[Page and application data records]
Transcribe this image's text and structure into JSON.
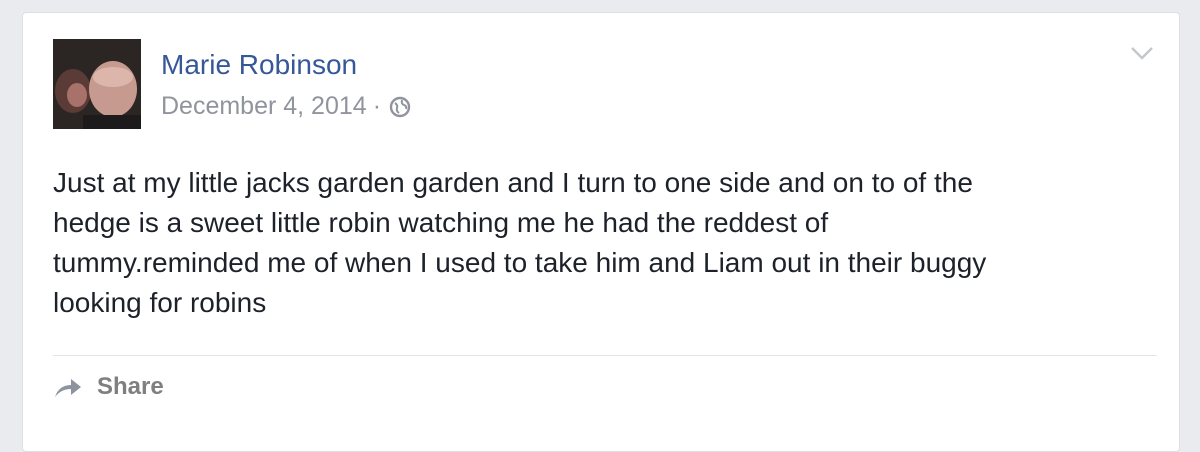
{
  "post": {
    "author": "Marie Robinson",
    "date": "December 4, 2014",
    "separator": "·",
    "privacy_icon": "globe-icon",
    "menu_icon": "chevron-down-icon",
    "avatar_icon": "profile-photo",
    "text_lines": [
      "Just at my little jacks garden garden and I turn to one side and on to of the",
      "hedge is a sweet little robin watching me he had the reddest of",
      "tummy.reminded me of when I used to take him and Liam out in their buggy",
      "looking for robins"
    ]
  },
  "actions": {
    "share_label": "Share",
    "share_icon": "share-arrow-icon"
  },
  "colors": {
    "author_link": "#365899",
    "meta_text": "#90949c",
    "body_text": "#1d2129",
    "page_background": "#e9ebee"
  }
}
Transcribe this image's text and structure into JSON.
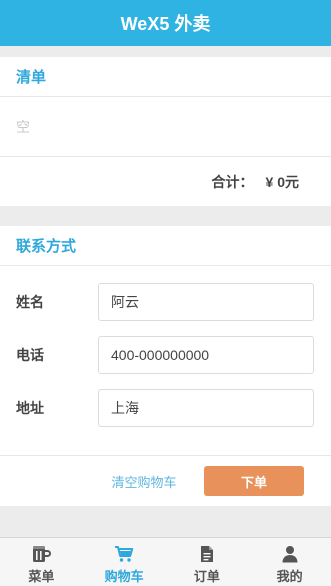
{
  "header": {
    "title": "WeX5 外卖"
  },
  "cart": {
    "title": "清单",
    "empty_text": "空",
    "total_label": "合计：",
    "total_value": "¥ 0元"
  },
  "contact": {
    "title": "联系方式",
    "fields": [
      {
        "label": "姓名",
        "value": "阿云"
      },
      {
        "label": "电话",
        "value": "400-000000000"
      },
      {
        "label": "地址",
        "value": "上海"
      }
    ],
    "clear_label": "清空购物车",
    "order_label": "下单"
  },
  "tabbar": {
    "items": [
      {
        "label": "菜单",
        "icon": "mug-icon"
      },
      {
        "label": "购物车",
        "icon": "cart-icon"
      },
      {
        "label": "订单",
        "icon": "document-icon"
      },
      {
        "label": "我的",
        "icon": "user-icon"
      }
    ],
    "active_index": 1
  },
  "colors": {
    "accent": "#2fb3e3",
    "order_button": "#e8915a",
    "background": "#ececec"
  }
}
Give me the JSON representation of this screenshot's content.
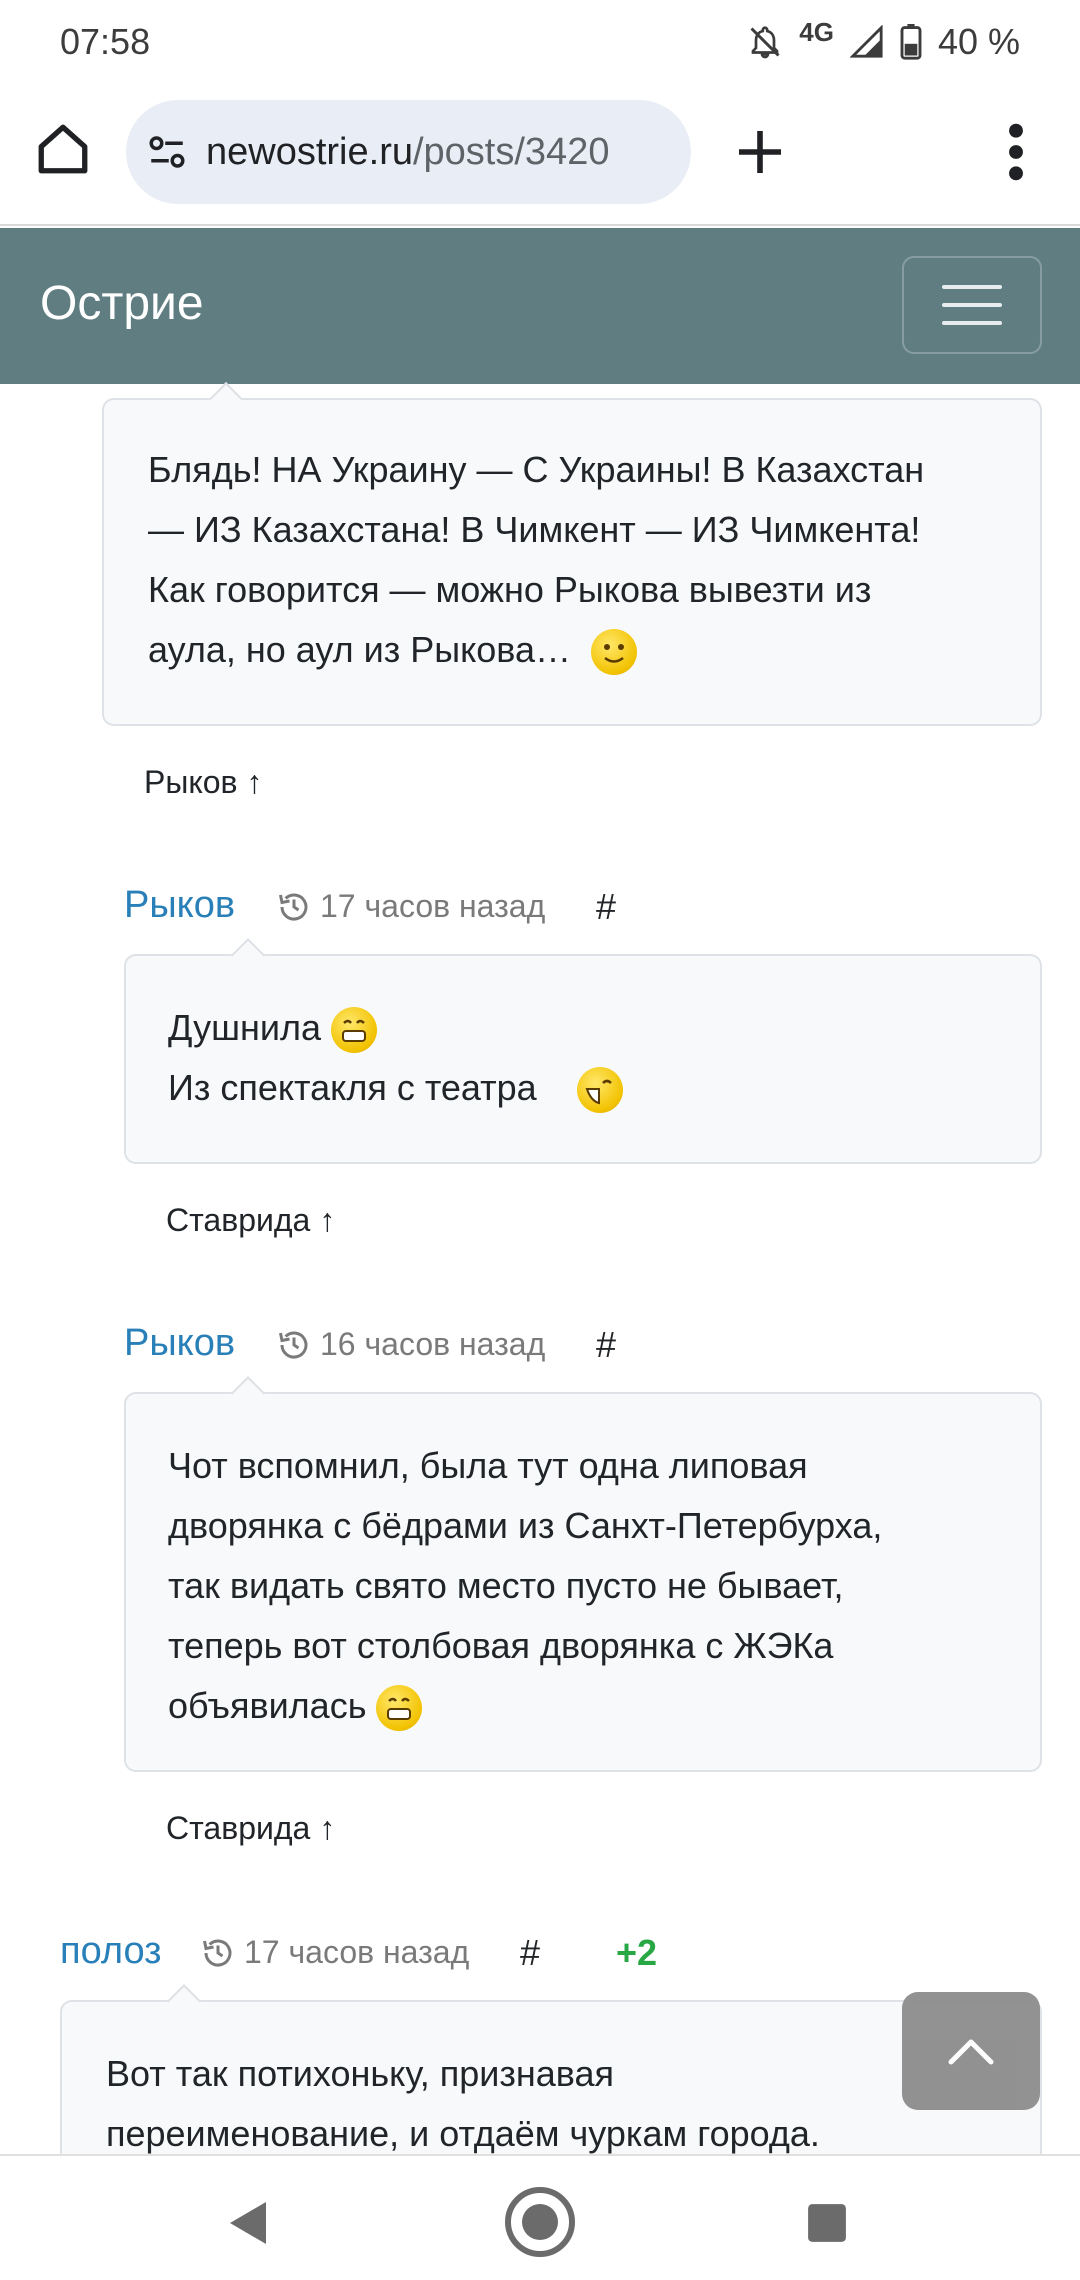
{
  "status": {
    "time": "07:58",
    "network": "4G",
    "battery": "40 %"
  },
  "browser": {
    "url_domain": "newostrie.ru",
    "url_path": "/posts/3420",
    "home_icon": "home-icon",
    "tab_icon": "site-settings-icon",
    "new_tab_icon": "plus-icon",
    "menu_icon": "more-vert-icon"
  },
  "site": {
    "brand": "Острие",
    "navbar_color": "#607d82"
  },
  "comments": [
    {
      "text": "Блядь! НА Украину — С Украины! В Казахстан\n— ИЗ Казахстана! В Чимкент — ИЗ Чимкента!\nКак говорится — можно Рыкова вывезти из\nаула, но аул из Рыкова…",
      "reply_to": "Рыков ↑"
    },
    {
      "author": "Рыков",
      "time": "17 часов назад",
      "anchor": "#",
      "line1": "Душнила",
      "line2": "Из спектакля с театра",
      "reply_to": "Ставрида ↑"
    },
    {
      "author": "Рыков",
      "time": "16 часов назад",
      "anchor": "#",
      "text": "Чот вспомнил, была тут одна липовая\nдворянка с бёдрами из Санхт-Петербурха,\nтак видать свято место пусто не бывает,\nтеперь вот столбовая дворянка с ЖЭКа\nобъявилась",
      "reply_to": "Ставрида ↑"
    },
    {
      "author": "полоз",
      "time": "17 часов назад",
      "anchor": "#",
      "score": "+2",
      "text": "Вот так потихоньку, признавая\nпереименование, и отдаём чуркам города."
    }
  ],
  "colors": {
    "author": "#2980b9",
    "score": "#28a745",
    "comment_bg": "#f8f9fa"
  }
}
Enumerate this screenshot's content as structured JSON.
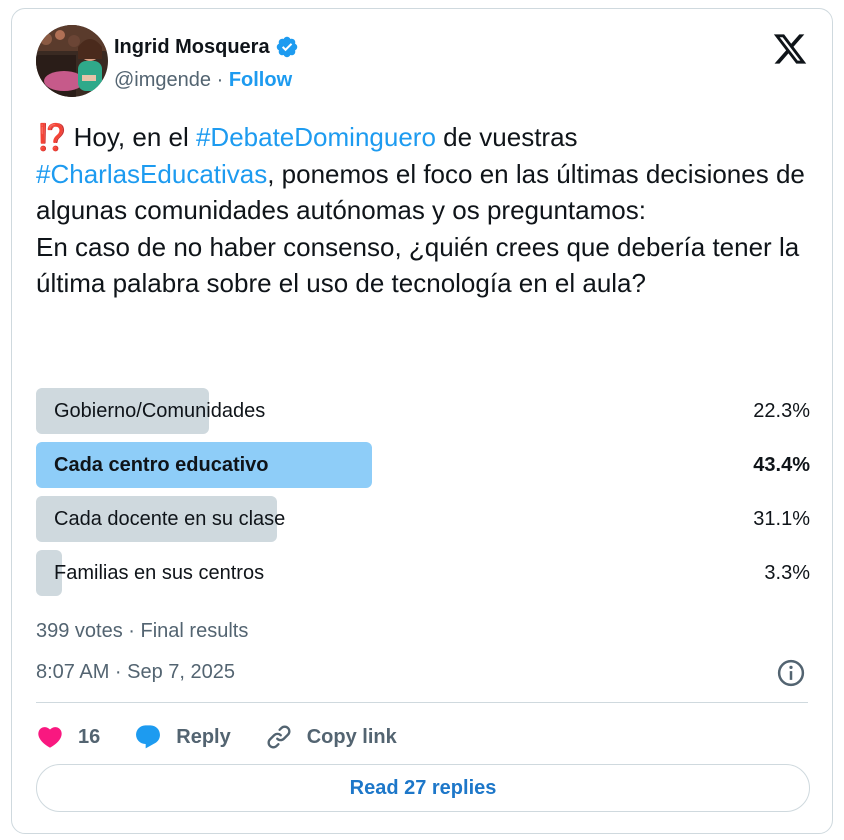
{
  "author": {
    "name": "Ingrid Mosquera",
    "handle": "@imgende",
    "separator": " · ",
    "follow_label": "Follow",
    "verified_icon": "verified-badge-icon",
    "verified_color": "#1d9bf0"
  },
  "tweet": {
    "emoji": "⁉️",
    "text_1": " Hoy, en el ",
    "hashtag_1": "#DebateDominguero",
    "text_2": " de vuestras ",
    "hashtag_2": "#CharlasEducativas",
    "text_3": ", ponemos el foco en las últimas decisiones de algunas comunidades autónomas y os preguntamos:",
    "text_4": "En caso de no haber consenso, ¿quién crees que debería tener la última palabra sobre el uso de tecnología en el aula?"
  },
  "poll": {
    "options": [
      {
        "label": "Gobierno/Comunidades",
        "percent_text": "22.3%",
        "percent": 22.3,
        "winner": false
      },
      {
        "label": "Cada centro educativo",
        "percent_text": "43.4%",
        "percent": 43.4,
        "winner": true
      },
      {
        "label": "Cada docente en su clase",
        "percent_text": "31.1%",
        "percent": 31.1,
        "winner": false
      },
      {
        "label": "Familias en sus centros",
        "percent_text": "3.3%",
        "percent": 3.3,
        "winner": false
      }
    ],
    "meta": "399 votes · Final results"
  },
  "timestamp": "8:07 AM · Sep 7, 2025",
  "actions": {
    "like_count": "16",
    "reply_label": "Reply",
    "copy_link_label": "Copy link"
  },
  "read_replies_label": "Read 27 replies",
  "colors": {
    "accent": "#1d9bf0",
    "like": "#f91880",
    "poll_winner": "#8ecdf8",
    "poll_default": "#cfd9de"
  }
}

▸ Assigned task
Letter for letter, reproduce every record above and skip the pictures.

▸ Answer to the exercise
Transcribe this image's text and structure into JSON.
{
  "post": {
    "author": "Marie Robinson",
    "date": "December 4, 2014",
    "separator": "·",
    "privacy_icon": "globe-icon",
    "menu_icon": "chevron-down-icon",
    "avatar_icon": "profile-photo",
    "text_lines": [
      "Just at my little jacks garden garden and I turn to one side and on to of the",
      "hedge is a sweet little robin watching me he had the reddest of",
      "tummy.reminded me of when I used to take him and Liam out in their buggy",
      "looking for robins"
    ]
  },
  "actions": {
    "share_label": "Share",
    "share_icon": "share-arrow-icon"
  },
  "colors": {
    "author_link": "#365899",
    "meta_text": "#90949c",
    "body_text": "#1d2129",
    "page_background": "#e9ebee"
  }
}
Transcribe this image's text and structure into JSON.
{
  "header": {
    "title": "WeX5 外卖"
  },
  "cart": {
    "title": "清单",
    "empty_text": "空",
    "total_label": "合计：",
    "total_value": "¥ 0元"
  },
  "contact": {
    "title": "联系方式",
    "fields": [
      {
        "label": "姓名",
        "value": "阿云"
      },
      {
        "label": "电话",
        "value": "400-000000000"
      },
      {
        "label": "地址",
        "value": "上海"
      }
    ],
    "clear_label": "清空购物车",
    "order_label": "下单"
  },
  "tabbar": {
    "items": [
      {
        "label": "菜单",
        "icon": "mug-icon"
      },
      {
        "label": "购物车",
        "icon": "cart-icon"
      },
      {
        "label": "订单",
        "icon": "document-icon"
      },
      {
        "label": "我的",
        "icon": "user-icon"
      }
    ],
    "active_index": 1
  },
  "colors": {
    "accent": "#2fb3e3",
    "order_button": "#e8915a",
    "background": "#ececec"
  }
}
Give me the JSON representation of this screenshot's content.
{
  "status": {
    "time": "07:58",
    "network": "4G",
    "battery": "40 %"
  },
  "browser": {
    "url_domain": "newostrie.ru",
    "url_path": "/posts/3420",
    "home_icon": "home-icon",
    "tab_icon": "site-settings-icon",
    "new_tab_icon": "plus-icon",
    "menu_icon": "more-vert-icon"
  },
  "site": {
    "brand": "Острие",
    "navbar_color": "#607d82"
  },
  "comments": [
    {
      "text": "Блядь! НА Украину — С Украины! В Казахстан\n— ИЗ Казахстана! В Чимкент — ИЗ Чимкента!\nКак говорится — можно Рыкова вывезти из\nаула, но аул из Рыкова…",
      "reply_to": "Рыков ↑"
    },
    {
      "author": "Рыков",
      "time": "17 часов назад",
      "anchor": "#",
      "line1": "Душнила",
      "line2": "Из спектакля с театра",
      "reply_to": "Ставрида ↑"
    },
    {
      "author": "Рыков",
      "time": "16 часов назад",
      "anchor": "#",
      "text": "Чот вспомнил, была тут одна липовая\nдворянка с бёдрами из Санхт-Петербурха,\nтак видать свято место пусто не бывает,\nтеперь вот столбовая дворянка с ЖЭКа\nобъявилась",
      "reply_to": "Ставрида ↑"
    },
    {
      "author": "полоз",
      "time": "17 часов назад",
      "anchor": "#",
      "score": "+2",
      "text": "Вот так потихоньку, признавая\nпереименование, и отдаём чуркам города."
    }
  ],
  "colors": {
    "author": "#2980b9",
    "score": "#28a745",
    "comment_bg": "#f8f9fa"
  }
}
Enumerate this screenshot's content as structured JSON.
{
  "author": {
    "name": "Ingrid Mosquera",
    "handle": "@imgende",
    "separator": " · ",
    "follow_label": "Follow",
    "verified_icon": "verified-badge-icon",
    "verified_color": "#1d9bf0"
  },
  "tweet": {
    "emoji": "⁉️",
    "text_1": " Hoy, en el ",
    "hashtag_1": "#DebateDominguero",
    "text_2": " de vuestras ",
    "hashtag_2": "#CharlasEducativas",
    "text_3": ", ponemos el foco en las últimas decisiones de algunas comunidades autónomas y os preguntamos:",
    "text_4": "En caso de no haber consenso, ¿quién crees que debería tener la última palabra sobre el uso de tecnología en el aula?"
  },
  "poll": {
    "options": [
      {
        "label": "Gobierno/Comunidades",
        "percent_text": "22.3%",
        "percent": 22.3,
        "winner": false
      },
      {
        "label": "Cada centro educativo",
        "percent_text": "43.4%",
        "percent": 43.4,
        "winner": true
      },
      {
        "label": "Cada docente en su clase",
        "percent_text": "31.1%",
        "percent": 31.1,
        "winner": false
      },
      {
        "label": "Familias en sus centros",
        "percent_text": "3.3%",
        "percent": 3.3,
        "winner": false
      }
    ],
    "meta": "399 votes · Final results"
  },
  "timestamp": "8:07 AM · Sep 7, 2025",
  "actions": {
    "like_count": "16",
    "reply_label": "Reply",
    "copy_link_label": "Copy link"
  },
  "read_replies_label": "Read 27 replies",
  "colors": {
    "accent": "#1d9bf0",
    "like": "#f91880",
    "poll_winner": "#8ecdf8",
    "poll_default": "#cfd9de"
  }
}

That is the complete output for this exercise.